Data shown START
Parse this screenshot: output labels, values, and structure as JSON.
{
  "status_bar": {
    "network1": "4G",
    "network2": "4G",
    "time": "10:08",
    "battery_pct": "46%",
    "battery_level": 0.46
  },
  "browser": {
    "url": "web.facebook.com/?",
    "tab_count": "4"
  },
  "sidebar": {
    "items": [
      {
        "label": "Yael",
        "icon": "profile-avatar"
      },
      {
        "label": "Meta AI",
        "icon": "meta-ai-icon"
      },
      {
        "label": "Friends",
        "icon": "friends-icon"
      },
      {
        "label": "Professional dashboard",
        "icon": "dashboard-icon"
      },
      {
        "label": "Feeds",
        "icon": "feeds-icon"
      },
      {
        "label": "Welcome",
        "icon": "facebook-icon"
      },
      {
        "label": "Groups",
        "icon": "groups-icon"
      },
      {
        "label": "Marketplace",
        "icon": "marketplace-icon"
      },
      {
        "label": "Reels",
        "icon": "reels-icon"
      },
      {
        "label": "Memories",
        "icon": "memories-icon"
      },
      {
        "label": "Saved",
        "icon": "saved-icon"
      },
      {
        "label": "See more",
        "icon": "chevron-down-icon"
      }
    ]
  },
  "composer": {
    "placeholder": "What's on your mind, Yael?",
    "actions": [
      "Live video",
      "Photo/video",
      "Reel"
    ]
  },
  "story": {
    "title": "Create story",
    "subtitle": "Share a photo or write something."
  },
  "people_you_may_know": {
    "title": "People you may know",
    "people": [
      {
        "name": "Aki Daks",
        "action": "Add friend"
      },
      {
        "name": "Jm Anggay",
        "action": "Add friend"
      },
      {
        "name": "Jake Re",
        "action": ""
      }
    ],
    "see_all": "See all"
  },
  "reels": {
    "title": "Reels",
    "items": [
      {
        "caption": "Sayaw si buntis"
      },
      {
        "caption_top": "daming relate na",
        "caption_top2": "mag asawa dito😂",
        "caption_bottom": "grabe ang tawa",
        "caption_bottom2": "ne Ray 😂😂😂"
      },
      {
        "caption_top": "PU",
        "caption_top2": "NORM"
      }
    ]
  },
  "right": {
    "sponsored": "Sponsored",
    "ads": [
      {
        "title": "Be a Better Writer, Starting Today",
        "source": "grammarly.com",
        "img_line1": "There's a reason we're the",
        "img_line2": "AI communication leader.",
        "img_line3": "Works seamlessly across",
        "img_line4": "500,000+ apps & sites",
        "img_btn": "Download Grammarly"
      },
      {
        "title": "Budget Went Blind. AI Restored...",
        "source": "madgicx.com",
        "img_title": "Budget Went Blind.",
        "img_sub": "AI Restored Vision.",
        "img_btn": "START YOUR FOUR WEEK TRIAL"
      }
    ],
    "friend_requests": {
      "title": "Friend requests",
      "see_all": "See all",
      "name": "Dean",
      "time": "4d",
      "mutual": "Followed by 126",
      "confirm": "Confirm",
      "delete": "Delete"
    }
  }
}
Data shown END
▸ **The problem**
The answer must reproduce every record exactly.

▸ **Exercise answer**
Parse this screenshot: output labels, values, and structure as JSON.
{
  "status_bar": {
    "network1": "4G",
    "network2": "4G",
    "time": "10:08",
    "battery_pct": "46%",
    "battery_level": 0.46
  },
  "browser": {
    "url": "web.facebook.com/?",
    "tab_count": "4"
  },
  "sidebar": {
    "items": [
      {
        "label": "Yael",
        "icon": "profile-avatar"
      },
      {
        "label": "Meta AI",
        "icon": "meta-ai-icon"
      },
      {
        "label": "Friends",
        "icon": "friends-icon"
      },
      {
        "label": "Professional dashboard",
        "icon": "dashboard-icon"
      },
      {
        "label": "Feeds",
        "icon": "feeds-icon"
      },
      {
        "label": "Welcome",
        "icon": "facebook-icon"
      },
      {
        "label": "Groups",
        "icon": "groups-icon"
      },
      {
        "label": "Marketplace",
        "icon": "marketplace-icon"
      },
      {
        "label": "Reels",
        "icon": "reels-icon"
      },
      {
        "label": "Memories",
        "icon": "memories-icon"
      },
      {
        "label": "Saved",
        "icon": "saved-icon"
      },
      {
        "label": "See more",
        "icon": "chevron-down-icon"
      }
    ]
  },
  "composer": {
    "placeholder": "What's on your mind, Yael?",
    "actions": [
      "Live video",
      "Photo/video",
      "Reel"
    ]
  },
  "story": {
    "title": "Create story",
    "subtitle": "Share a photo or write something."
  },
  "people_you_may_know": {
    "title": "People you may know",
    "people": [
      {
        "name": "Aki Daks",
        "action": "Add friend"
      },
      {
        "name": "Jm Anggay",
        "action": "Add friend"
      },
      {
        "name": "Jake Re",
        "action": ""
      }
    ],
    "see_all": "See all"
  },
  "reels": {
    "title": "Reels",
    "items": [
      {
        "caption": "Sayaw si buntis"
      },
      {
        "caption_top": "daming relate na",
        "caption_top2": "mag asawa dito😂",
        "caption_bottom": "grabe ang tawa",
        "caption_bottom2": "ne Ray 😂😂😂"
      },
      {
        "caption_top": "PU",
        "caption_top2": "NORM"
      }
    ]
  },
  "right": {
    "sponsored": "Sponsored",
    "ads": [
      {
        "title": "Be a Better Writer, Starting Today",
        "source": "grammarly.com",
        "img_line1": "There's a reason we're the",
        "img_line2": "AI communication leader.",
        "img_line3": "Works seamlessly across",
        "img_line4": "500,000+ apps & sites",
        "img_btn": "Download Grammarly"
      },
      {
        "title": "Budget Went Blind. AI Restored...",
        "source": "madgicx.com",
        "img_title": "Budget Went Blind.",
        "img_sub": "AI Restored Vision.",
        "img_btn": "START YOUR FOUR WEEK TRIAL"
      }
    ],
    "friend_requests": {
      "title": "Friend requests",
      "see_all": "See all",
      "name": "Dean",
      "time": "4d",
      "mutual": "Followed by 126",
      "confirm": "Confirm",
      "delete": "Delete"
    }
  }
}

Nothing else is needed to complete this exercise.